down on the farm," so I was ready for another tale about swimming or crawfish or crafts. Not this time.
A horse had died at the farm.
She said all the counselors had gathered in the horse stale and made up a straw bed for the horse -- one of the older horses on the farm -- and the vet had come in the morning. The kids had all gathered around. Many kids cried.
My daughter said she went and hid out with a friend in a play structure and cried -- for a long time.
She seemed very calm as she explained this all to me, and I asked if she was OK. She said she was. I gave her a big hug, and told her it was OK to be sad.
Such a big thing to handle.
I spoke to the owner/manager of the farm, and she told me what happened.
Susie, a 32-year-old horse, was having trouble walking in the morning, and the horse staff noticed her belly looked bloated. They called in the vet, and he diagnosed a distended colon, and said there was nothing that could be done but ease her pain. As the horse continued to weaken, many farm kids, especially the girls who call themselves the "horse girls" (including my daughter), lined up to say goodbye to their beloved Susie. After the last kid patted her on the head, she collapsed, and the vet euthanized her.
The kids selected a burial location at the back of the farm. Today, the kids had an informal funeral for Susie, including a bag pipe rendition of Amazing Grace by one of the counselors, and a cement tile inscribed with "Susie" placed on the spot. It was made by one of the kids last night. Her stale is now decorated with pictures, flowers, and other tributes.
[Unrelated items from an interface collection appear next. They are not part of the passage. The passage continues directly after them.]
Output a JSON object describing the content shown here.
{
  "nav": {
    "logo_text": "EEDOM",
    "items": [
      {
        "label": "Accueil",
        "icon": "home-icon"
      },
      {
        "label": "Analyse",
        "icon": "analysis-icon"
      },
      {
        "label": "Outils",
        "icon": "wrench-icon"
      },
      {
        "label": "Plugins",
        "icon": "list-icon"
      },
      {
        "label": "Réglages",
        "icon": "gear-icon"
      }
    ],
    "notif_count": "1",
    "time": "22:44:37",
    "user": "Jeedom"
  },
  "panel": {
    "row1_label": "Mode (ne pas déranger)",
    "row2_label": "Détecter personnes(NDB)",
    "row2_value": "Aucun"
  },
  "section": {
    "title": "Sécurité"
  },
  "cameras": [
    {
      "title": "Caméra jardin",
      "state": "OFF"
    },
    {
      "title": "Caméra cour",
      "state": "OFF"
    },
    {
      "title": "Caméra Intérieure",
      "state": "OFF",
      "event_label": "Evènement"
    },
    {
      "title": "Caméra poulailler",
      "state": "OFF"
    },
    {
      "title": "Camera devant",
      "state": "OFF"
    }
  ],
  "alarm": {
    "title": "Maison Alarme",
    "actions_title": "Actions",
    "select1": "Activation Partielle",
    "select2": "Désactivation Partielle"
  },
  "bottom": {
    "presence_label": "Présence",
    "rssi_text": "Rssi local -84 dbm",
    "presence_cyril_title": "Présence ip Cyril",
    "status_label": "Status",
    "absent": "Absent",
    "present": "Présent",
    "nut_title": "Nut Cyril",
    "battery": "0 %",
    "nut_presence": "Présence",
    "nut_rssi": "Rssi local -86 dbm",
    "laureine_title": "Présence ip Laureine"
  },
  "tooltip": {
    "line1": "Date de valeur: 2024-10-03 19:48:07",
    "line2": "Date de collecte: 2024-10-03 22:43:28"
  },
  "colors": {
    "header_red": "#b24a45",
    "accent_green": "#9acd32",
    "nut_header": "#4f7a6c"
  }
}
I'm starting to think that kids can grieve better than some adults.